Mike Weber had his moments against the Sooners with several key rushes on scoring drives, but Samuel seems to be the true playmaker that the Buckeyes go to when they need a big play or score. It’s been a long time coming, as Samuel played behind Ezekiel Elliott and he’s done an excellent job of channeling it into his performance on the field this season. Oklahoma seemingly had no answer to stop No. 4 both in the air and on the ground.

Samuel’s usage against Tulsa was surprisingly much lower than it was against Bowling Green, but his his performance against the Sooners showed the trust that the coaching staff has in the H-back’s ability to make things happen. Samuel finished the night with 11 carries for 98 yards and a touchdown.

2. The defense is exceeding expectations and more. Ohio State’s defense continued its ball-hawking Silver Bullet’s style of defensive play, suffocating Baker Mayfield for much of the night. In the first half, Jerome Baker would intercept a pass and take it all the way back for a touchdown while Marshon Lattimore added to his total interception count with one of his own.

There doesn’t seem to be a clear weak spot on this defense, as the defensive front shut down a lot of what Joe Mixon and Samaje Perine had to give on the ground, while the secondary of Malik Hooker and company patrolled the air. Mixon provided most of the scare from a defensive standpoint, but overall this looks like a championship caliber defense so far.

The defense gave up its first touchdown of the season late in the second quarter as Mayfield finally was able to find a receiver in the endzone, but a lot of bending and not breaking tipped the scales in the Buckeyes favor, waiting for Mayfield to make mistakes.

The second half provided plenty of highlights as well, with big hits coming from Denzel Ward and several Buckeyes forcing their will on the Sooners offense. Ohio State would also force several turnover on downs when Oklahoma was facing four-down territory, and didn’t give up one of them.

3. There’s *that* Noah Brown Ohio State was hyped about. Are you kidding me, Noah Brown? How about three first half touchdowns for the wide receiver. The Ohio State camp has done nothing but hype up Brown’s ability and his tendency to be “unguardable” in multiple fall camps. After breaking his leg before the start of last season, the Buckeyes wouldn’t get to see Brown in action until this year.

He had a strong showing against Bowling Green and Tulsa, but Oklahoma is no doubt his declaration that he’s arrived. In the first half alone, Brown hauled in three receptions for 62 yards, all three of those receptions going for touchdowns.

His third touchdown of the night would provide one of the best catches of the year which we described above. If you still haven’t had the chance to see it, we’ve got you fully covered. A lot of questions on offense this season was about the wide receivers and if they’d be able to step up with such a young roster. The answer so far has been yes, and Brown has lead the way, especially when it comes in the redzone.

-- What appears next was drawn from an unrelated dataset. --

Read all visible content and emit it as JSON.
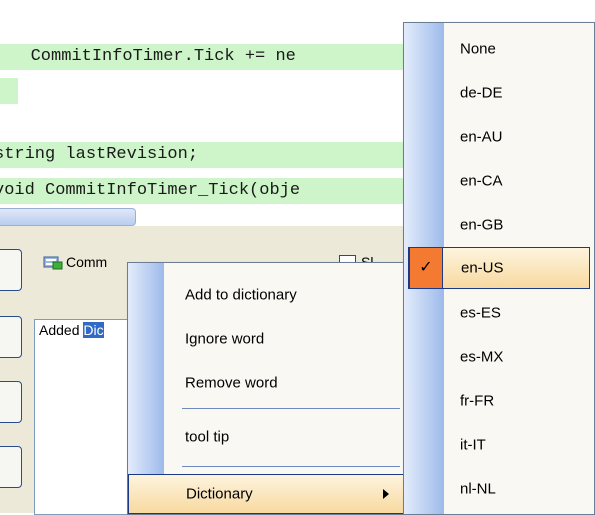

The second half would be much of the same. On the first drive of the half, J.T. Barrett would find Brown in the endzone yet again for his fourth touchdown of the night, upping his total to four receptions for 70 yards. Brown would finish with five receptions for 72 yards and four touchdowns.


Be sure not to miss our Ohio State-Oklahoma postgame show:

Ohio State just clobbered Oklahoma. Let's talk about it.

Posted by Land-Grant Holy Land - For Ohio State fans on Saturday, September 17, 2016